Task item:
From the data below, report how many lines contain the word "image", giving the number and nothing else.

....................

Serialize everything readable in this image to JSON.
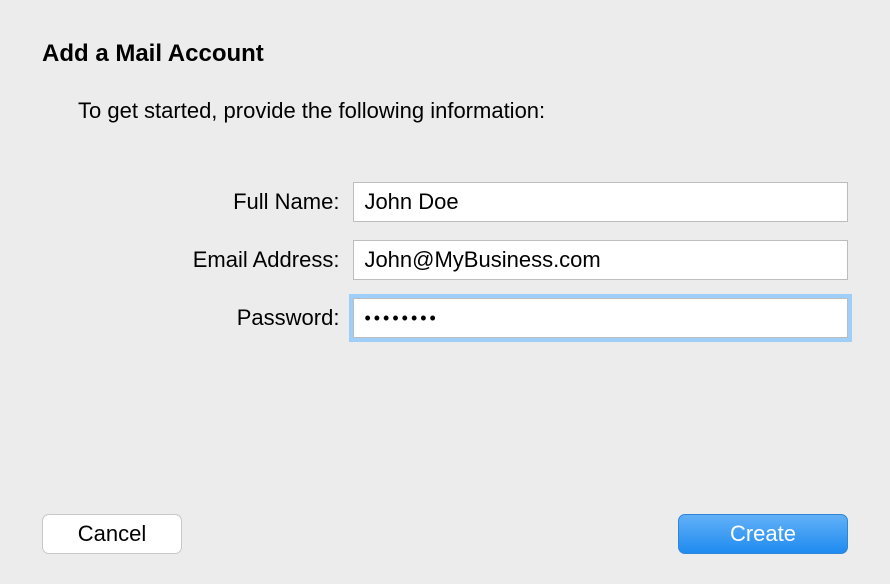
{
  "dialog": {
    "title": "Add a Mail Account",
    "subtitle": "To get started, provide the following information:"
  },
  "form": {
    "fullName": {
      "label": "Full Name:",
      "value": "John Doe"
    },
    "email": {
      "label": "Email Address:",
      "value": "John@MyBusiness.com"
    },
    "password": {
      "label": "Password:",
      "value": "••••••••"
    }
  },
  "buttons": {
    "cancel": "Cancel",
    "create": "Create"
  }
}
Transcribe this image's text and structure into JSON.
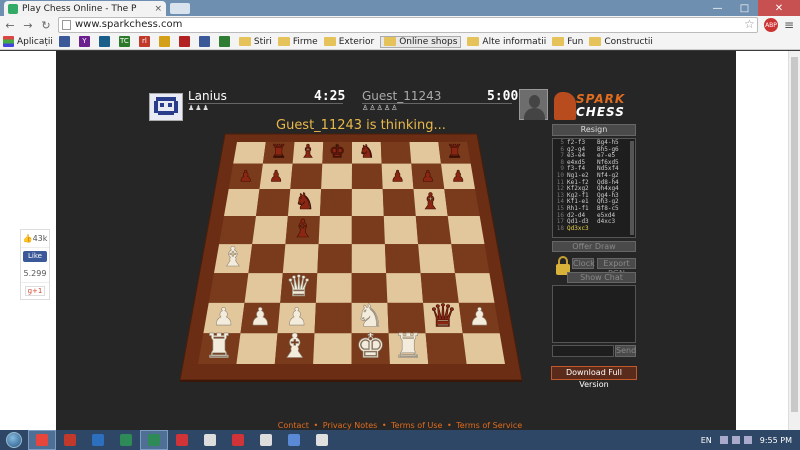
{
  "browser": {
    "tab_title": "Play Chess Online - The P",
    "tab_close": "×",
    "window_buttons": [
      "—",
      "□",
      "✕"
    ],
    "url": "www.sparkchess.com",
    "menu_icon": "≡",
    "extension_label": "ABP",
    "bookmarks": [
      {
        "label": "Aplicații",
        "type": "apps"
      },
      {
        "label": "",
        "type": "icon",
        "color": "#3b5998"
      },
      {
        "label": "Y",
        "type": "icon",
        "color": "#6b1f8f"
      },
      {
        "label": "",
        "type": "icon",
        "color": "#1a5f8a"
      },
      {
        "label": "TC",
        "type": "icon",
        "color": "#2a7a2a"
      },
      {
        "label": "rl",
        "type": "icon",
        "color": "#c0392b"
      },
      {
        "label": "",
        "type": "icon",
        "color": "#d4a017"
      },
      {
        "label": "",
        "type": "icon",
        "color": "#b22222"
      },
      {
        "label": "",
        "type": "icon",
        "color": "#3b5998"
      },
      {
        "label": "",
        "type": "icon",
        "color": "#2e7d32"
      },
      {
        "label": "Stiri",
        "type": "folder"
      },
      {
        "label": "Firme",
        "type": "folder"
      },
      {
        "label": "Exterior",
        "type": "folder"
      },
      {
        "label": "Online shops",
        "type": "folder",
        "selected": true
      },
      {
        "label": "Alte informatii",
        "type": "folder"
      },
      {
        "label": "Fun",
        "type": "folder"
      },
      {
        "label": "Constructii",
        "type": "folder"
      }
    ]
  },
  "social": {
    "likes": "43k",
    "fb_like": "Like",
    "count": "5.299",
    "gplus": "g+1"
  },
  "players": {
    "player1_name": "Lanius",
    "player1_clock": "4:25",
    "player1_captures": "♟♟♟",
    "player2_name": "Guest_11243",
    "player2_clock": "5:00",
    "player2_captures": "♙♙♙♙♙"
  },
  "logo": {
    "line1": "SPARK",
    "line2": "CHESS"
  },
  "status": "Guest_11243 is thinking...",
  "panel": {
    "resign": "Resign",
    "moves": [
      {
        "n": "5",
        "w": "f2-f3",
        "b": "Bg4-h5"
      },
      {
        "n": "6",
        "w": "g2-g4",
        "b": "Bh5-g6"
      },
      {
        "n": "7",
        "w": "e3-e4",
        "b": "e7-e5"
      },
      {
        "n": "8",
        "w": "e4xd5",
        "b": "Nf6xd5"
      },
      {
        "n": "9",
        "w": "f3-f4",
        "b": "Nd5xf4"
      },
      {
        "n": "10",
        "w": "Ng1-e2",
        "b": "Nf4-g2"
      },
      {
        "n": "11",
        "w": "Ke1-f2",
        "b": "Qd8-h4"
      },
      {
        "n": "12",
        "w": "Kf2xg2",
        "b": "Qh4xg4"
      },
      {
        "n": "13",
        "w": "Kg2-f1",
        "b": "Qg4-h3"
      },
      {
        "n": "14",
        "w": "Kf1-e1",
        "b": "Qh3-g2"
      },
      {
        "n": "15",
        "w": "Rh1-f1",
        "b": "Bf8-c5"
      },
      {
        "n": "16",
        "w": "d2-d4",
        "b": "e5xd4"
      },
      {
        "n": "17",
        "w": "Qd1-d3",
        "b": "d4xc3"
      },
      {
        "n": "18",
        "w": "Qd3xc3",
        "b": ""
      }
    ],
    "offer_draw": "Offer Draw",
    "clock_btn": "Clock",
    "export": "Export PGN",
    "show_chat": "Show Chat",
    "send": "Send",
    "download": "Download Full Version"
  },
  "footer": {
    "contact": "Contact",
    "privacy": "Privacy Notes",
    "terms_use": "Terms of Use",
    "terms_service": "Terms of Service",
    "sep": "•"
  },
  "taskbar": {
    "lang": "EN",
    "time": "9:55 PM",
    "apps": [
      {
        "name": "chrome",
        "color": "#e8453c",
        "active": true
      },
      {
        "name": "app-2",
        "color": "#c0392b"
      },
      {
        "name": "app-3",
        "color": "#2c6fbf"
      },
      {
        "name": "app-4",
        "color": "#2e8b57"
      },
      {
        "name": "app-5",
        "color": "#2e8b57",
        "active": true
      },
      {
        "name": "app-6",
        "color": "#d13438"
      },
      {
        "name": "app-7",
        "color": "#ddd"
      },
      {
        "name": "app-8",
        "color": "#d13438"
      },
      {
        "name": "app-9",
        "color": "#ddd"
      },
      {
        "name": "app-10",
        "color": "#5a8ad6"
      },
      {
        "name": "app-11",
        "color": "#e0e0e0"
      }
    ]
  },
  "board": {
    "light": "#e2c79c",
    "dark": "#7a3b1c",
    "frame": "#6b2e14",
    "pieces": [
      {
        "sq": "b8",
        "t": "R",
        "c": "b"
      },
      {
        "sq": "c8",
        "t": "B",
        "c": "b"
      },
      {
        "sq": "d8",
        "t": "K",
        "c": "b"
      },
      {
        "sq": "e8",
        "t": "N",
        "c": "b"
      },
      {
        "sq": "h8",
        "t": "R",
        "c": "b"
      },
      {
        "sq": "a7",
        "t": "P",
        "c": "b"
      },
      {
        "sq": "b7",
        "t": "P",
        "c": "b"
      },
      {
        "sq": "f7",
        "t": "P",
        "c": "b"
      },
      {
        "sq": "g7",
        "t": "P",
        "c": "b"
      },
      {
        "sq": "g6",
        "t": "B",
        "c": "b"
      },
      {
        "sq": "c6",
        "t": "N",
        "c": "b"
      },
      {
        "sq": "c5",
        "t": "B",
        "c": "b"
      },
      {
        "sq": "h7",
        "t": "P",
        "c": "b"
      },
      {
        "sq": "a4",
        "t": "B",
        "c": "w"
      },
      {
        "sq": "c3",
        "t": "Q",
        "c": "w"
      },
      {
        "sq": "g2",
        "t": "Q",
        "c": "b"
      },
      {
        "sq": "a2",
        "t": "P",
        "c": "w"
      },
      {
        "sq": "b2",
        "t": "P",
        "c": "w"
      },
      {
        "sq": "c2",
        "t": "P",
        "c": "w"
      },
      {
        "sq": "e2",
        "t": "N",
        "c": "w"
      },
      {
        "sq": "h2",
        "t": "P",
        "c": "w"
      },
      {
        "sq": "a1",
        "t": "R",
        "c": "w"
      },
      {
        "sq": "c1",
        "t": "B",
        "c": "w"
      },
      {
        "sq": "e1",
        "t": "K",
        "c": "w"
      },
      {
        "sq": "f1",
        "t": "R",
        "c": "w"
      }
    ]
  }
}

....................

Task output:
2